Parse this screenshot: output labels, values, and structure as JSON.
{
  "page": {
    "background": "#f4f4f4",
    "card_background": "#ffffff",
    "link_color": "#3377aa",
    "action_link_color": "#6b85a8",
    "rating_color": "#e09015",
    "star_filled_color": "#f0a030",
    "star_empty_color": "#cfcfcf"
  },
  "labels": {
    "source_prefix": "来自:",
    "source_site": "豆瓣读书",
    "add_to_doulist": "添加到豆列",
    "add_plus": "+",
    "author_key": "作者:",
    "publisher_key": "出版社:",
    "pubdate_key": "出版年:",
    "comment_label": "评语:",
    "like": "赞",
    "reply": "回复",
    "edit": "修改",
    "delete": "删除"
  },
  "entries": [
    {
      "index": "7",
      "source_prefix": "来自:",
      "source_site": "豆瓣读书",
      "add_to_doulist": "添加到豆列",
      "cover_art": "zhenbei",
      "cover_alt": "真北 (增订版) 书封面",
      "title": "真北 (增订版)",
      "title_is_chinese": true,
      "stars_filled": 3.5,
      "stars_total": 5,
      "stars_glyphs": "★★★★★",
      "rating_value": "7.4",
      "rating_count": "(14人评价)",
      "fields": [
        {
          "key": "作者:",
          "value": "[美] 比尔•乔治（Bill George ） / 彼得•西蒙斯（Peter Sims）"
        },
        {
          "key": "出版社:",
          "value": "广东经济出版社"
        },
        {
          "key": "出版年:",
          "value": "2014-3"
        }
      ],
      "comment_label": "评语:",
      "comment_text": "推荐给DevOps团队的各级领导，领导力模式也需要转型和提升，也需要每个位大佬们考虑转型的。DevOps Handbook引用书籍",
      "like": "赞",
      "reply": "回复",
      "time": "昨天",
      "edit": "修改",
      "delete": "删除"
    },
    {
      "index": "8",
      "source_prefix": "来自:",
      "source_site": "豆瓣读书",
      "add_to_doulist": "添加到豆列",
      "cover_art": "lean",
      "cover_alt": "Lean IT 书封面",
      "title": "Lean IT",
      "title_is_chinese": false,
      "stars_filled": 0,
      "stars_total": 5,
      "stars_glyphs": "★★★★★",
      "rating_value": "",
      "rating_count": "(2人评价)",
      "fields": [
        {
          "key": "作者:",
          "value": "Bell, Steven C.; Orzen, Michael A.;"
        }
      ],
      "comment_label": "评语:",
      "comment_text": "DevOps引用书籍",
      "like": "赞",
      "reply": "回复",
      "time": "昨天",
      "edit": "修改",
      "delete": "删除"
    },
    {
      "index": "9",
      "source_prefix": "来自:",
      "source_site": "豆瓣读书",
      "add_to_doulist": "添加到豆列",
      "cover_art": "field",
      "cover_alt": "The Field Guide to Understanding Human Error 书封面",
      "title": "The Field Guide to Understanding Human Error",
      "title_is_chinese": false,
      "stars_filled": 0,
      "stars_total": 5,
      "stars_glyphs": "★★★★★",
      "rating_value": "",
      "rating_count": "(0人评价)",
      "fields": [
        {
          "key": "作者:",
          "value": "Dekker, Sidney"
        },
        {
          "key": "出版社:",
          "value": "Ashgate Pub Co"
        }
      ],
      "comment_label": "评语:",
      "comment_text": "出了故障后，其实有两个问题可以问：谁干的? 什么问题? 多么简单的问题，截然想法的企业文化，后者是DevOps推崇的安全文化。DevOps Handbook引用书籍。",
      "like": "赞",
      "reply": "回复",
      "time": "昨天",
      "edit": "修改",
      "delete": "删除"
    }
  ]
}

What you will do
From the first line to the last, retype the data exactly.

Reply to the exercise
Parse this screenshot: output labels, values, and structure as JSON.
{
  "page": {
    "background": "#f4f4f4",
    "card_background": "#ffffff",
    "link_color": "#3377aa",
    "action_link_color": "#6b85a8",
    "rating_color": "#e09015",
    "star_filled_color": "#f0a030",
    "star_empty_color": "#cfcfcf"
  },
  "labels": {
    "source_prefix": "来自:",
    "source_site": "豆瓣读书",
    "add_to_doulist": "添加到豆列",
    "add_plus": "+",
    "author_key": "作者:",
    "publisher_key": "出版社:",
    "pubdate_key": "出版年:",
    "comment_label": "评语:",
    "like": "赞",
    "reply": "回复",
    "edit": "修改",
    "delete": "删除"
  },
  "entries": [
    {
      "index": "7",
      "source_prefix": "来自:",
      "source_site": "豆瓣读书",
      "add_to_doulist": "添加到豆列",
      "cover_art": "zhenbei",
      "cover_alt": "真北 (增订版) 书封面",
      "title": "真北 (增订版)",
      "title_is_chinese": true,
      "stars_filled": 3.5,
      "stars_total": 5,
      "stars_glyphs": "★★★★★",
      "rating_value": "7.4",
      "rating_count": "(14人评价)",
      "fields": [
        {
          "key": "作者:",
          "value": "[美] 比尔•乔治（Bill George ） / 彼得•西蒙斯（Peter Sims）"
        },
        {
          "key": "出版社:",
          "value": "广东经济出版社"
        },
        {
          "key": "出版年:",
          "value": "2014-3"
        }
      ],
      "comment_label": "评语:",
      "comment_text": "推荐给DevOps团队的各级领导，领导力模式也需要转型和提升，也需要每个位大佬们考虑转型的。DevOps Handbook引用书籍",
      "like": "赞",
      "reply": "回复",
      "time": "昨天",
      "edit": "修改",
      "delete": "删除"
    },
    {
      "index": "8",
      "source_prefix": "来自:",
      "source_site": "豆瓣读书",
      "add_to_doulist": "添加到豆列",
      "cover_art": "lean",
      "cover_alt": "Lean IT 书封面",
      "title": "Lean IT",
      "title_is_chinese": false,
      "stars_filled": 0,
      "stars_total": 5,
      "stars_glyphs": "★★★★★",
      "rating_value": "",
      "rating_count": "(2人评价)",
      "fields": [
        {
          "key": "作者:",
          "value": "Bell, Steven C.; Orzen, Michael A.;"
        }
      ],
      "comment_label": "评语:",
      "comment_text": "DevOps引用书籍",
      "like": "赞",
      "reply": "回复",
      "time": "昨天",
      "edit": "修改",
      "delete": "删除"
    },
    {
      "index": "9",
      "source_prefix": "来自:",
      "source_site": "豆瓣读书",
      "add_to_doulist": "添加到豆列",
      "cover_art": "field",
      "cover_alt": "The Field Guide to Understanding Human Error 书封面",
      "title": "The Field Guide to Understanding Human Error",
      "title_is_chinese": false,
      "stars_filled": 0,
      "stars_total": 5,
      "stars_glyphs": "★★★★★",
      "rating_value": "",
      "rating_count": "(0人评价)",
      "fields": [
        {
          "key": "作者:",
          "value": "Dekker, Sidney"
        },
        {
          "key": "出版社:",
          "value": "Ashgate Pub Co"
        }
      ],
      "comment_label": "评语:",
      "comment_text": "出了故障后，其实有两个问题可以问：谁干的? 什么问题? 多么简单的问题，截然想法的企业文化，后者是DevOps推崇的安全文化。DevOps Handbook引用书籍。",
      "like": "赞",
      "reply": "回复",
      "time": "昨天",
      "edit": "修改",
      "delete": "删除"
    }
  ]
}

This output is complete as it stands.